American Reunion (Rated R) 3 Stars
Has it really been 13 years since this franchise got started? American Reunion (113 minutes) progresses the franchise in real time, which means the 10-year reunion has indeed been put off a few years. There is nothing truly terrible about this third sequel, but there isn’t anything really outstanding about it either. Jon Hurtwitz takes a break from directing stoner comedies and tries his hand at directing a teen-sex comedy in which most of the teens are now in their early 30s. Someone should have told him and his co-director/writing partner Hayden Schlossberg that fans actually care about things like character consistency … but more on that later.
All the major players return, in cameos if not as leads. Jim (Jason Biggs) is married to Michelle (Alyson Hannigan). Oz (Chris Klein) has moved to LA where he hosts a Sport Center-type show and is living with a model/D-Lister (Katrina Bowden) named Mia. Kevin (Thomas Ian Nicholas) is still uninterestingly earnest while also being married and apparently spending most of his time cooking and watching soapy melodramas. Finch (Eddie Kaye Thomas) is MIA and Stifler (Seann William Scott) has suffered a few reversals since American Wedding.
The film opens on Jim and Michelle, married with a child. They have settled into a rut, more interested in private time than each other. In an effort to break the routine they decide to head home for the reunion. Jim’s dad (Eugene Levy) plays host, and the little girl next door that Jim used to babysit (Ali Cobrin) offers some sitcom style hijinks.
It doesn’t take long for the guys to find Finch and Stifler, and get together for drinks, leaving Michelle at home to take care of the baby. Which, really? She’s being supportive and giving her husband time with his friends. But, see if you can count the number of times that Jim stays home nurturing his child while Michelle visits with her high-school crew. In fact, count the number of times Jim actually picks up his child period. Sigh.
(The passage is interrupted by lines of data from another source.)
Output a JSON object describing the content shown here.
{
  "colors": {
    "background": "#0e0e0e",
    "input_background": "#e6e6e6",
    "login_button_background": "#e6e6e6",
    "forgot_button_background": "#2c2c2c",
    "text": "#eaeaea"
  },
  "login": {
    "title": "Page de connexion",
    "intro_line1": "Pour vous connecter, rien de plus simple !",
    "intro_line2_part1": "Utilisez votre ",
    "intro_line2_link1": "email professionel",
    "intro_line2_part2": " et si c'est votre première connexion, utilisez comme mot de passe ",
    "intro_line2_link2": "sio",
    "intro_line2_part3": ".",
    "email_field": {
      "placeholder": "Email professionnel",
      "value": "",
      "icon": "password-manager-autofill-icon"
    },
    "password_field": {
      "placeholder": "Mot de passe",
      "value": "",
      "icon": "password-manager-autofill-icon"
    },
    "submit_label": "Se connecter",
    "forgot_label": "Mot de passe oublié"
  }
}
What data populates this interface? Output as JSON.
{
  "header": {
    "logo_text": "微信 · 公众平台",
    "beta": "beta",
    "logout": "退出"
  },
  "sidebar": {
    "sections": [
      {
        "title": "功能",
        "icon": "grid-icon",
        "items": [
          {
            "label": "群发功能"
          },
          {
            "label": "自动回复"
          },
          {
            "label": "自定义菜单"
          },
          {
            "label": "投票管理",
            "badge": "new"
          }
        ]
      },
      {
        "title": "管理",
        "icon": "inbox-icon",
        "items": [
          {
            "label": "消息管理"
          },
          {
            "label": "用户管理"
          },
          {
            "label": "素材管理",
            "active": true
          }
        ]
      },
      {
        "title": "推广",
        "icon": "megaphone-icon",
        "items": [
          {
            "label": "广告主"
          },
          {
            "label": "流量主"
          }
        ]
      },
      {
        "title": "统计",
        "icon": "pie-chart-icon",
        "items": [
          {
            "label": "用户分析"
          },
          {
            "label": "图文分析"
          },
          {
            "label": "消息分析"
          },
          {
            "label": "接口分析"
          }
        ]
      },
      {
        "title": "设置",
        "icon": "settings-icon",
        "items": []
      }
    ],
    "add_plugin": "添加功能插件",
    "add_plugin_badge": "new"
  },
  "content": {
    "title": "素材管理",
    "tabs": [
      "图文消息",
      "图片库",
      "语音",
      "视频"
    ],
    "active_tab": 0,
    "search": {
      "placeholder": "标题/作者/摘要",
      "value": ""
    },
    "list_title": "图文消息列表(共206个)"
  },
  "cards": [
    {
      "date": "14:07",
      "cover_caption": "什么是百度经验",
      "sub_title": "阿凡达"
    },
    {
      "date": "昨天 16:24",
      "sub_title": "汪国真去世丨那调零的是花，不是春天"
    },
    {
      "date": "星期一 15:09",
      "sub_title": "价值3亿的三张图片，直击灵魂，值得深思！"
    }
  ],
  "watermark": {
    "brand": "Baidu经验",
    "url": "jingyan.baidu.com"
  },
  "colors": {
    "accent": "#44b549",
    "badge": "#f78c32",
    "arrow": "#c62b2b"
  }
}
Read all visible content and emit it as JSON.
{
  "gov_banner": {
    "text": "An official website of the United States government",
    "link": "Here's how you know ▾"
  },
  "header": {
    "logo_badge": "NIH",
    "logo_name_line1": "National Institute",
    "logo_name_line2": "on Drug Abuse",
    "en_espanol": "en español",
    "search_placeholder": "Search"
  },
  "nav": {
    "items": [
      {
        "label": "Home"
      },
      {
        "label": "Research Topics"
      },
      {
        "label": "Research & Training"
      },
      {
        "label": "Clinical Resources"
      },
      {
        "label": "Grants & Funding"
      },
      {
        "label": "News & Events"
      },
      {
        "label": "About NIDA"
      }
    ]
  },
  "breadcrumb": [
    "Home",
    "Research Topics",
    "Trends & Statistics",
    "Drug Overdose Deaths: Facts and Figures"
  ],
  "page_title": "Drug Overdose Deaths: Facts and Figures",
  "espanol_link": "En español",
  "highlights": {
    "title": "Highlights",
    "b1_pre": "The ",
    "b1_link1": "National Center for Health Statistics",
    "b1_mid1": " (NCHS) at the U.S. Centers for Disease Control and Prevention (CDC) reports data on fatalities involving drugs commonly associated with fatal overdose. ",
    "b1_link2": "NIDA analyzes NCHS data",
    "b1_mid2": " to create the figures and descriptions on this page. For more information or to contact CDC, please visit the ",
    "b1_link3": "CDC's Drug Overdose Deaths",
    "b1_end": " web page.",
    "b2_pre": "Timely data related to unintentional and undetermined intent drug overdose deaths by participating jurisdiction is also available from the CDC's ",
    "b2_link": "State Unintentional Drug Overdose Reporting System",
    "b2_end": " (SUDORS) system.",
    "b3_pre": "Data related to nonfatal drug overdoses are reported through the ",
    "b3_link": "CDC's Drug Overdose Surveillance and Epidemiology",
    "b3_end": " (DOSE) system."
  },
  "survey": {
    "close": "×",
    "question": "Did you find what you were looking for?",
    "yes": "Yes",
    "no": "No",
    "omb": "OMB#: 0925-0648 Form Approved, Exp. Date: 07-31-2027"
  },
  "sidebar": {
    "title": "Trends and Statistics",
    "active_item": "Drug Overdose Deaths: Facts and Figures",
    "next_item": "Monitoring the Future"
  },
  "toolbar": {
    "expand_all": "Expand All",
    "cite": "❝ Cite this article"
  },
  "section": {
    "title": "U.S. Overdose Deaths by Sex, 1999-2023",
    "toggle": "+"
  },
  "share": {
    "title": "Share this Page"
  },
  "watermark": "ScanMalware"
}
Visiting the lake after a night of reinforcing traditional sex roles, the gang splits up into male and female groups so that the men with the Peter Pan complexes can ogle the teenage bikini girls and the women over 30 can huddle together seeking support in their twilight years. Kevin finds Vicki (Tara Reid irritating as ever) and they get a few lines of dialogue. Heather (Mena Suvari) shows up on the beach to deliver some exposition re-garding her relationship with Oz, and if there were any justice all four of them would wander off into the lake and get eaten by piranhas, leaving the rest of the movie to the interesting characters.
Not that the main characters have any interesting material to work with either. Finch seems depressed to be in yet another American Pie movie, even if he does seem to have gotten Stifler’s Mom (Jennifer Coolidge) out of his system. As a character, Stifler has completely degenerated. There are only so many jokes you can make about how men in their 30s like to look at nude teenagers be-fore crossing the border from comedy into disgust, particularly after American Wedding made such a point of maturing the character.
Overall, the entire movie is a bit depressing and lackluster. You will see characters behaving in ways entirely inconsistent with the first three main films. There are a few things to laugh at, and hardcore fans of the franchise (including the direct-to-video sequels) will probably enjoy all the cameos. And, yes, shortly after the credits start rolling there is a bonus sequence worth staying seated for.
Now showing at Wynnsong 7, Carmike 12 and Carmike Market Fair 15.